Alexander Pedals has brought us such gems as the Radical Delay and Golden Summer Reverb. With the La Calavera, the company is getting into the phaser game. Billed as paying tribute to days gone by while still looking to the future, it is no doubt the coolest-looking pedal I’ve seen in a long time. The sugar skull design looks cheerful yet foreboding, perhaps foreshadowing the tones within. Featuring four knobs and a three-way toggle switch, the Calavera is both user-friendly and very versatile. The knobs control Rate, Intensity, Mix, and Tweak. The Tweak knob has different functions depending on which mode the pedal is in. The three modes are: Suave, Dynamica, and Loco.
Suave mode is rich, wet, and full. It’s the phaser equivalent to John Stamos’s hair fresh out of the shower. If you’re looking for some classic phase tones, this is a good place to start, but there is a lot more going on here than a Phase 90 or Small Stone. In this mode, the Tweak knob determines the amount of regeneration in the phase signal. As one who uses phaser in a somewhat subtle manner, this mode is my personal favorite, and I found the most useable sounds for my tastes with the least amount of effort. Effortlessly cool—just like Uncle Jesse.

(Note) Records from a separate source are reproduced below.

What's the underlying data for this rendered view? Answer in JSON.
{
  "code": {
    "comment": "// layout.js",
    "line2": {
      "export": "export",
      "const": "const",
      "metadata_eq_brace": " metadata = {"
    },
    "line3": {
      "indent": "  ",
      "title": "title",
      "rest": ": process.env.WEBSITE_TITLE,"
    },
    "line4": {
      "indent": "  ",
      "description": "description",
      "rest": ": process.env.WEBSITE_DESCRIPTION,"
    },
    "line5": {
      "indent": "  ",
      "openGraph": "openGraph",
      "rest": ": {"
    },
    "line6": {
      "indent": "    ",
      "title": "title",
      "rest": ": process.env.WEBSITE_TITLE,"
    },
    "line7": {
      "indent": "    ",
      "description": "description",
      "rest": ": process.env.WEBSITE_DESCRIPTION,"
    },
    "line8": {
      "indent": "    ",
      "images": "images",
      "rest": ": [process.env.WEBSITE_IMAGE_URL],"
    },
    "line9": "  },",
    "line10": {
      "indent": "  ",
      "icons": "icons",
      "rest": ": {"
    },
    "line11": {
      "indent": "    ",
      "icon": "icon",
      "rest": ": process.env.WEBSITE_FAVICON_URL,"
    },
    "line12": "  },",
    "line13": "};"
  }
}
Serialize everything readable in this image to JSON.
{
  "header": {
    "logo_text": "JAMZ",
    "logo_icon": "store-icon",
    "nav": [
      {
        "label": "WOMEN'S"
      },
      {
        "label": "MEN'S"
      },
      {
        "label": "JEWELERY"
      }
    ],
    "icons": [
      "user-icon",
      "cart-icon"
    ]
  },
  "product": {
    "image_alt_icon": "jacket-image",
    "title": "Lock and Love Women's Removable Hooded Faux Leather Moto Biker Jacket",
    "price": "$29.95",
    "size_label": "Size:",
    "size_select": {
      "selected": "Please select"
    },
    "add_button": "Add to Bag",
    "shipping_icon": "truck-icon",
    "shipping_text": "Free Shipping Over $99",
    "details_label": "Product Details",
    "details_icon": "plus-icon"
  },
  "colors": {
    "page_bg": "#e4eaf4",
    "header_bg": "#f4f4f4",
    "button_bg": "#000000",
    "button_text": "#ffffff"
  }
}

Dynamica, as the name implies, is a touch sensitive mode. The Tweak and Rate knobs are interactive with one another, and the phaser responds to the overall volume of your guitar signal. Set the Rate knob high and your guitar volume high, and listen as the speed decreases. Turn the Rate knob to a lower setting, and the speed increases when you increase your guitar volume. This mode takes some getting used to, but it is pretty rad, and could be the missing link in a transition passage of a song.
Loco mode is just plain crazy. The Tweak knob controls feedback in the phaser and this mode is linked to a ring modulator for wacky and over-the-top sounds. It’s the perfect tone for confusing your grandmother or upsetting your dog. However, I thought it sounded quite nice when layered, via loop pedal, with an acoustic guitar rhythm part. Single notes reminded me of the weird "boingy" sound on “We Only Come Out At Night” by The Smashing Pumpkins.
If I had to describe the La Calavera in one word, I’d say “alive.” If you want a phaser that stays in one place and never moves, this probably isn’t the one. But, if you have a sense of adventure, and want to discover new tonal textures and landscapes, this is right up your alley. Although it possesses a simple layout, this pedal goes very deep, and like a rowdy dog, it needs a companion that is willing to spend time with it. And as one who loves cool-looking pedals, I can’t say enough about the design. If you put this on your pedalboard, anyone who sees it is going to want to know what it’s all about. Besides looking like a magic fuel cell used to power El Chapo’s getaway bike, the La Calavera is clearly built with love and care using high-quality components that will likely last a lifetime. If you want to take your playing on a psychedelic spirit quest, look no further: La Calavera is calling your name.
What We Like:
Wide range of phase tones. Superb build quality. Awesome graphics.